• **WHAT THE TASK REQUIRES**
Give every line of the data again, exactly as it is written.

-- Opening Marker --

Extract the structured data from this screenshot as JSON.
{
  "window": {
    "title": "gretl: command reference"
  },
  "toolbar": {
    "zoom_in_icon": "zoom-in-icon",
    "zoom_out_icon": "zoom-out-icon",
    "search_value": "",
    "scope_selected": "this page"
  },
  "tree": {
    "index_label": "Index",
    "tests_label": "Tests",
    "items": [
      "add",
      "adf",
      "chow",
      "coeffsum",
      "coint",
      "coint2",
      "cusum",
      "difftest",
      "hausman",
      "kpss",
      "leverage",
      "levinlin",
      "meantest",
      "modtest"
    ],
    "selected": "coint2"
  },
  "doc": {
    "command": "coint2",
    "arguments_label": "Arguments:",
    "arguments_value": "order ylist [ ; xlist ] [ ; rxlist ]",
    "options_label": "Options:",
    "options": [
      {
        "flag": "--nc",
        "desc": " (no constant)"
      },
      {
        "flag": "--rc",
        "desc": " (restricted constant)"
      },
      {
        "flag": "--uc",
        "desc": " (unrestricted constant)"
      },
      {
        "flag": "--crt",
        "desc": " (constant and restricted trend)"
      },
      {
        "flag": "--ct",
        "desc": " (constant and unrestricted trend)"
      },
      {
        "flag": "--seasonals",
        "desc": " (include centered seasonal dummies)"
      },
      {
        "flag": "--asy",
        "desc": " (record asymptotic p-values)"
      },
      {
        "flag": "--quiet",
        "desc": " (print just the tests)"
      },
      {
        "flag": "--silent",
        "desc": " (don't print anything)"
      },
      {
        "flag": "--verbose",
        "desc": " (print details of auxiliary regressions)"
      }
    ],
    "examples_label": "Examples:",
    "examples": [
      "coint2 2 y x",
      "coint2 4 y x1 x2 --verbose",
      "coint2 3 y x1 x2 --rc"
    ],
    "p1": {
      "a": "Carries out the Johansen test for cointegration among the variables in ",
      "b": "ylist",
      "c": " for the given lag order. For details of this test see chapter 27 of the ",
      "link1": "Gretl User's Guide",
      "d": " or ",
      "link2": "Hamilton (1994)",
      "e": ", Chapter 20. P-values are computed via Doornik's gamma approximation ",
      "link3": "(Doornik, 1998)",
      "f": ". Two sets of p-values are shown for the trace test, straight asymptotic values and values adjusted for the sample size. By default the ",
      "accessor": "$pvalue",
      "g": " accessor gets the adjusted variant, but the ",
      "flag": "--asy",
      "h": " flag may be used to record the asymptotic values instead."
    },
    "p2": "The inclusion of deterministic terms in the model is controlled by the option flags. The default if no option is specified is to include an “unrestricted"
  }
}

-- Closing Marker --

• **WRITTEN ANSWER**
Extract the structured data from this screenshot as JSON.
{
  "window": {
    "title": "gretl: command reference"
  },
  "toolbar": {
    "zoom_in_icon": "zoom-in-icon",
    "zoom_out_icon": "zoom-out-icon",
    "search_value": "",
    "scope_selected": "this page"
  },
  "tree": {
    "index_label": "Index",
    "tests_label": "Tests",
    "items": [
      "add",
      "adf",
      "chow",
      "coeffsum",
      "coint",
      "coint2",
      "cusum",
      "difftest",
      "hausman",
      "kpss",
      "leverage",
      "levinlin",
      "meantest",
      "modtest"
    ],
    "selected": "coint2"
  },
  "doc": {
    "command": "coint2",
    "arguments_label": "Arguments:",
    "arguments_value": "order ylist [ ; xlist ] [ ; rxlist ]",
    "options_label": "Options:",
    "options": [
      {
        "flag": "--nc",
        "desc": " (no constant)"
      },
      {
        "flag": "--rc",
        "desc": " (restricted constant)"
      },
      {
        "flag": "--uc",
        "desc": " (unrestricted constant)"
      },
      {
        "flag": "--crt",
        "desc": " (constant and restricted trend)"
      },
      {
        "flag": "--ct",
        "desc": " (constant and unrestricted trend)"
      },
      {
        "flag": "--seasonals",
        "desc": " (include centered seasonal dummies)"
      },
      {
        "flag": "--asy",
        "desc": " (record asymptotic p-values)"
      },
      {
        "flag": "--quiet",
        "desc": " (print just the tests)"
      },
      {
        "flag": "--silent",
        "desc": " (don't print anything)"
      },
      {
        "flag": "--verbose",
        "desc": " (print details of auxiliary regressions)"
      }
    ],
    "examples_label": "Examples:",
    "examples": [
      "coint2 2 y x",
      "coint2 4 y x1 x2 --verbose",
      "coint2 3 y x1 x2 --rc"
    ],
    "p1": {
      "a": "Carries out the Johansen test for cointegration among the variables in ",
      "b": "ylist",
      "c": " for the given lag order. For details of this test see chapter 27 of the ",
      "link1": "Gretl User's Guide",
      "d": " or ",
      "link2": "Hamilton (1994)",
      "e": ", Chapter 20. P-values are computed via Doornik's gamma approximation ",
      "link3": "(Doornik, 1998)",
      "f": ". Two sets of p-values are shown for the trace test, straight asymptotic values and values adjusted for the sample size. By default the ",
      "accessor": "$pvalue",
      "g": " accessor gets the adjusted variant, but the ",
      "flag": "--asy",
      "h": " flag may be used to record the asymptotic values instead."
    },
    "p2": "The inclusion of deterministic terms in the model is controlled by the option flags. The default if no option is specified is to include an “unrestricted"
  }
}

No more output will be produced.